▶ **The problem**: Write how many lines in the records below include the string "left". No other text should be given.

START Supplied material

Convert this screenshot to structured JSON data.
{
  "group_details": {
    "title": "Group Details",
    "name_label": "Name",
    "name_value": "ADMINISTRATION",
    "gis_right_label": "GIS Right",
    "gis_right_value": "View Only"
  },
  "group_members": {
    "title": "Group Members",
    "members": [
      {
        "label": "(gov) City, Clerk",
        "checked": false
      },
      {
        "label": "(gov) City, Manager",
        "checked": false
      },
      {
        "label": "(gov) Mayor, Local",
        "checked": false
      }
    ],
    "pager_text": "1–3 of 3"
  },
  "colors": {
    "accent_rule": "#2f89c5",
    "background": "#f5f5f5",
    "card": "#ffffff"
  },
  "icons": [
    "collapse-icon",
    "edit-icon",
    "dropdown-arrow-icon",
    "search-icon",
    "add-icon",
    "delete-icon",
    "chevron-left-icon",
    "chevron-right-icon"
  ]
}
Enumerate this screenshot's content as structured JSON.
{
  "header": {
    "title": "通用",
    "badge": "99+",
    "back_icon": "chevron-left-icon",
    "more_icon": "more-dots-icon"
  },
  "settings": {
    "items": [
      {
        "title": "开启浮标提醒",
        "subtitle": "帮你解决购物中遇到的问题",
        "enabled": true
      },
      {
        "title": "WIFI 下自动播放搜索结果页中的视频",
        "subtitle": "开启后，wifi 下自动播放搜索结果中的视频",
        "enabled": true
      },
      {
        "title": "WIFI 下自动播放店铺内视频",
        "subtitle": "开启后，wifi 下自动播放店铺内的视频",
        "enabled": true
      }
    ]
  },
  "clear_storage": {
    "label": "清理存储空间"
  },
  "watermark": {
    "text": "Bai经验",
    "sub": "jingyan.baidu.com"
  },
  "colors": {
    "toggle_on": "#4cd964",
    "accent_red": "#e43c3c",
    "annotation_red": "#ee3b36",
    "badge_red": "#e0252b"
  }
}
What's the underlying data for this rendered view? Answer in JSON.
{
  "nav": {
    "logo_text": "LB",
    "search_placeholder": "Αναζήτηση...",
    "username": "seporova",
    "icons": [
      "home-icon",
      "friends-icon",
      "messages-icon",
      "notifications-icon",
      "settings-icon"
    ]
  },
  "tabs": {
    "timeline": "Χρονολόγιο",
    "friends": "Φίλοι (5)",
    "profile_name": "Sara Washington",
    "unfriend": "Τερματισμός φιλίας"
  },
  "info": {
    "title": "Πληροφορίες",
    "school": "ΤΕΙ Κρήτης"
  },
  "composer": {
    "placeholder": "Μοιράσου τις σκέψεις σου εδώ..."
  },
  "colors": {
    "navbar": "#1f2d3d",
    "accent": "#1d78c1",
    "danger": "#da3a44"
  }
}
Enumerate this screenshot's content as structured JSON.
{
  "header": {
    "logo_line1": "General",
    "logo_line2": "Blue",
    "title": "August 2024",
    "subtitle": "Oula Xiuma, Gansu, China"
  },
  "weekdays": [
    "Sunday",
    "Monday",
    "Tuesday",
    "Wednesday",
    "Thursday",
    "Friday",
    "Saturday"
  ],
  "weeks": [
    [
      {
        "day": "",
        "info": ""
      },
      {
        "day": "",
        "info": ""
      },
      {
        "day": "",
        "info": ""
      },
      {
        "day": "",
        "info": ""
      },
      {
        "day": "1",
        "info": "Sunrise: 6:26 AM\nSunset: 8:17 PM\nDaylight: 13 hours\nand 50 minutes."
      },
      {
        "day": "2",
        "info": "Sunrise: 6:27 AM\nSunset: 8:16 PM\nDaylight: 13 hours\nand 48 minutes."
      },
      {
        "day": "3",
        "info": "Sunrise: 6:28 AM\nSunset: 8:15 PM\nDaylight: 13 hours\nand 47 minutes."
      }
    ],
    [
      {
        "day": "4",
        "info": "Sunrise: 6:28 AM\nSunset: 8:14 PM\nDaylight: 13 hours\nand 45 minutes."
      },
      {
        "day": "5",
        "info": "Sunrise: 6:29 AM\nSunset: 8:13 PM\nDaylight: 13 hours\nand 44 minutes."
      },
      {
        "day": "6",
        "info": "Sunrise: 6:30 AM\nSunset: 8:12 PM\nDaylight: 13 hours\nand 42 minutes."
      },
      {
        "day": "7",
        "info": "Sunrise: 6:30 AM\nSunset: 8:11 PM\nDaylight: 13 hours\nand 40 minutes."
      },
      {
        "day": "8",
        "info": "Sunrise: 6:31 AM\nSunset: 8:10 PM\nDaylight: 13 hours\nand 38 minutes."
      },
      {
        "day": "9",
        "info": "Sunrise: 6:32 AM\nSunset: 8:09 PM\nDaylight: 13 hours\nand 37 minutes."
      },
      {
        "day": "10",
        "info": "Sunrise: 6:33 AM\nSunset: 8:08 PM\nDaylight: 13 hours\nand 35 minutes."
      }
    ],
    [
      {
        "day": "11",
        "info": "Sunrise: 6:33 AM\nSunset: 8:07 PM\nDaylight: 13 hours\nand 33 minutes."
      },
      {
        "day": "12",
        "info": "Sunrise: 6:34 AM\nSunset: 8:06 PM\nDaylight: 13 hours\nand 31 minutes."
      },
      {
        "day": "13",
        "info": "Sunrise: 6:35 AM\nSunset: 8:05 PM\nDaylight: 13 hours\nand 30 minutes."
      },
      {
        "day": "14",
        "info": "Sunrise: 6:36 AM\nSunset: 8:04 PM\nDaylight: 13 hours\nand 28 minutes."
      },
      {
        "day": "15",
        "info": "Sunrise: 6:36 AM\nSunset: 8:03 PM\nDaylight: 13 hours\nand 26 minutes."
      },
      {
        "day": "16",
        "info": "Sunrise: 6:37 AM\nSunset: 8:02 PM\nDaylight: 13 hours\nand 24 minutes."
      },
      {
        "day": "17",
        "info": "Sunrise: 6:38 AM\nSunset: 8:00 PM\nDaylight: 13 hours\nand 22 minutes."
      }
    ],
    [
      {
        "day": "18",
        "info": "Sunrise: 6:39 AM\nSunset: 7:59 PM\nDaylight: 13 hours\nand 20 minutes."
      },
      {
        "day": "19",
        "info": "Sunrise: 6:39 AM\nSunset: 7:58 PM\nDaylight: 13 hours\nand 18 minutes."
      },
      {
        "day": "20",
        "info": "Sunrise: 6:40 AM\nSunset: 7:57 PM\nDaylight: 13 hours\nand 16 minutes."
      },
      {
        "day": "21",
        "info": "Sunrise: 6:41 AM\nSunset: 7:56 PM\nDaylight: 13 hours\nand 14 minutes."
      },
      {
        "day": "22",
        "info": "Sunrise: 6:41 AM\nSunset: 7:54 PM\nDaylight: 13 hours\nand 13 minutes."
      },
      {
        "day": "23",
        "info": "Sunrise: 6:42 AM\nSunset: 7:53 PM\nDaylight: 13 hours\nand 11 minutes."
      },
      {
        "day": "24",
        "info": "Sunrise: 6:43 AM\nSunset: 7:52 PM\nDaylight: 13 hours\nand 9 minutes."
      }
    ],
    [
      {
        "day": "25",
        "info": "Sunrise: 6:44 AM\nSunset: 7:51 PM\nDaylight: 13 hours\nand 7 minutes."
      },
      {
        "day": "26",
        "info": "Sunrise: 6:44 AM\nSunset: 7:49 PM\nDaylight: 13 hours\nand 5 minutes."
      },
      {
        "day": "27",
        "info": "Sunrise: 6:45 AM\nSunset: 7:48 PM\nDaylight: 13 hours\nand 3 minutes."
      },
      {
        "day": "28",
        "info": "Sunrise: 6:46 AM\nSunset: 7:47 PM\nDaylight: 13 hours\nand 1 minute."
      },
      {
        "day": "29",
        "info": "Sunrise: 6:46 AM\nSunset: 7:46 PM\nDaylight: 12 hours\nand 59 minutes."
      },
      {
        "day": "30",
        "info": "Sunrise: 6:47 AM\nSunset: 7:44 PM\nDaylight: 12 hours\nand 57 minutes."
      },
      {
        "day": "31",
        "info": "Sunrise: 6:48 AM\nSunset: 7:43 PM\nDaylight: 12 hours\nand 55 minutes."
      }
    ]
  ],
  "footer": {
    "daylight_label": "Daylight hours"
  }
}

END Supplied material

▶ **Answer area**: 2